The law, which entered force on 1 November, prescribes a procedure for an organisation to receive permission to attract skilled labour and to receive permission for foreign citizens to work in the Russian Federation. "The law regulates relations that previously were not subject to regulation," Vladimir Ryakhovsky, co-director of the
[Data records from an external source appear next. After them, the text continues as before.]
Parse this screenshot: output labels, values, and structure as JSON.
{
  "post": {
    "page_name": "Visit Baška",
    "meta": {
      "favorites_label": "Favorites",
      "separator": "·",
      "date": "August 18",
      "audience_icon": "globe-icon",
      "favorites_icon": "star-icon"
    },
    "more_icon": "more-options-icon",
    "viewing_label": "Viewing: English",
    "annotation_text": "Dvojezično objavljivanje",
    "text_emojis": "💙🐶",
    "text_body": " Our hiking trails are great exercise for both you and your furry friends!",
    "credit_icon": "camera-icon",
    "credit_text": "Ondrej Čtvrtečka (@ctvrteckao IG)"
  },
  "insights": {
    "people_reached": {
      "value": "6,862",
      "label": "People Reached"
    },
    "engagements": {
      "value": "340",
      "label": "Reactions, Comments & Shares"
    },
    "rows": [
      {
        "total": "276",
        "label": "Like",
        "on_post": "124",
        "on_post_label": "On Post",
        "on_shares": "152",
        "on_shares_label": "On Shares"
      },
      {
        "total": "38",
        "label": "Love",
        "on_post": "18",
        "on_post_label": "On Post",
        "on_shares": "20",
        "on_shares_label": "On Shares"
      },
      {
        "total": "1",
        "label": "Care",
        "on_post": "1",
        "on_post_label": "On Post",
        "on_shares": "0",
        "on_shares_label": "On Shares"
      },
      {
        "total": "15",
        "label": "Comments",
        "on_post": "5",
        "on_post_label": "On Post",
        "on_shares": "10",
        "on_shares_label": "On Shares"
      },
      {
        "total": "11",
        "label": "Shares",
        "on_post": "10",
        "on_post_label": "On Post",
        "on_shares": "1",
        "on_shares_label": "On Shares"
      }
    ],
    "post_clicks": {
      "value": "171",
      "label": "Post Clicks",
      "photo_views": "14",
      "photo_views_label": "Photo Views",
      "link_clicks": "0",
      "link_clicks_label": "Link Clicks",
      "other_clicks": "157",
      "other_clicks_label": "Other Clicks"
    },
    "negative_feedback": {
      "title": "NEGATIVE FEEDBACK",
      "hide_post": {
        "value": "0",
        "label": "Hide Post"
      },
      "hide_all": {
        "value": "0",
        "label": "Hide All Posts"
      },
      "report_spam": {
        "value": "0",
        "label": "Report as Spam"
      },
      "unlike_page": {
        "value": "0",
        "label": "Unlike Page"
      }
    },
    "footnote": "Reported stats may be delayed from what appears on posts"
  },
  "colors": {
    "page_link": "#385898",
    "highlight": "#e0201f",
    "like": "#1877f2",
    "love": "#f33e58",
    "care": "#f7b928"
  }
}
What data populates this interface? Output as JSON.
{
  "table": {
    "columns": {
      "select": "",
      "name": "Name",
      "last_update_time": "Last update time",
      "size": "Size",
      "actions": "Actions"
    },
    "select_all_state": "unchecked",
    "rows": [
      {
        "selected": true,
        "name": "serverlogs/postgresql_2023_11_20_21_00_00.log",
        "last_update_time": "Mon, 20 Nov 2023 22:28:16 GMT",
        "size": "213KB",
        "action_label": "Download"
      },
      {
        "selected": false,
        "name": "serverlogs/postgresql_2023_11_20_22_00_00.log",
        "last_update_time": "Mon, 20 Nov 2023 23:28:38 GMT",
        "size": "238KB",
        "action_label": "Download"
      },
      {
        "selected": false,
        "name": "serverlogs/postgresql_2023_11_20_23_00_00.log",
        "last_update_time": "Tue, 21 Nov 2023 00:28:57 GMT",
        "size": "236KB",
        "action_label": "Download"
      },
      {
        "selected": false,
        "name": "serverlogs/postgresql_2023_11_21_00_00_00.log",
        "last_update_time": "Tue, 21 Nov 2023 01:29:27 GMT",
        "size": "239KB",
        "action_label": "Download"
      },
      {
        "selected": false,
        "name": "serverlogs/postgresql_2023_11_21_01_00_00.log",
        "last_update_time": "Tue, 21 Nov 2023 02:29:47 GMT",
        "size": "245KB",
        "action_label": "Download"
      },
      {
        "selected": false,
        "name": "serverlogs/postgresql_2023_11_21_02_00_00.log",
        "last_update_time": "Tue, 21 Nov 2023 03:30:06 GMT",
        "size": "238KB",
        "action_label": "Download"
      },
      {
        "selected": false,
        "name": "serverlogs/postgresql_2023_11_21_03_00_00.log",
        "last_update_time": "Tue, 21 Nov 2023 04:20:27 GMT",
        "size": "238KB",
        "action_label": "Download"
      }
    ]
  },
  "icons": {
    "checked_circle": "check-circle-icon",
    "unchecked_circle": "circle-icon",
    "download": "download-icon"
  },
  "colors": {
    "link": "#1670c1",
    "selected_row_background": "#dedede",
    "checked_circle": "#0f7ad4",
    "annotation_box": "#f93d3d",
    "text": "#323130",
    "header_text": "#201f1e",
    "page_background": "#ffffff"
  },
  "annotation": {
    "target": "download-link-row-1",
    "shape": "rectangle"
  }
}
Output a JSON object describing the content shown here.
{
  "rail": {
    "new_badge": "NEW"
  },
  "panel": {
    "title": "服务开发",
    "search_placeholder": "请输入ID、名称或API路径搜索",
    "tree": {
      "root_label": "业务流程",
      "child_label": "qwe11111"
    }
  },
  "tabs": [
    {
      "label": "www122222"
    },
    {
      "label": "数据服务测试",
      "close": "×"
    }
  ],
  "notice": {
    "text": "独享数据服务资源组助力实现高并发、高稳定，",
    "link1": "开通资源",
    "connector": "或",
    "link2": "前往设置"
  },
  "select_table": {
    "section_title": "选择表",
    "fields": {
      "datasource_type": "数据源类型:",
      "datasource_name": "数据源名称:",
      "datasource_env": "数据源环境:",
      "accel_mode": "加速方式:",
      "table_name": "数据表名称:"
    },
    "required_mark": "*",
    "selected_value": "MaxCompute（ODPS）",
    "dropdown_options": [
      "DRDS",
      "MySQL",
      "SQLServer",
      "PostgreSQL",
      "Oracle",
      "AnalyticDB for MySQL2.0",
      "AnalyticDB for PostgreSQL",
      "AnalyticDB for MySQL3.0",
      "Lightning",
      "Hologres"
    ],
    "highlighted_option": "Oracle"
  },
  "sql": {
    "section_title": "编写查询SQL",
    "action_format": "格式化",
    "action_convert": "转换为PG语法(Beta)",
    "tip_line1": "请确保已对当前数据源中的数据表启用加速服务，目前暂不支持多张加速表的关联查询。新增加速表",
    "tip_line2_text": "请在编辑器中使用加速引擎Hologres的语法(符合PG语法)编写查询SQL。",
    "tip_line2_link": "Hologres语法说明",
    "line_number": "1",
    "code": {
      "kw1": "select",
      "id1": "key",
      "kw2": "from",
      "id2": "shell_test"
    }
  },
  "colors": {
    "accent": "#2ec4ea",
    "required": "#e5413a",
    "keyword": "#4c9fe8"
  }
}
Moscow-based Slavic Centre for Law and Justice, told Keston. "But in the law religious activity is put on the same level as working activity, and that is incorrect." In Ryakhovsky's view, "a special procedure must be established, defining the manner in which a religious organisation should invite foreign citizens". Fr Igor Kovalevsky, secretary of the Russian Catholic bishops' conference, told Keston there is now "complete confusion".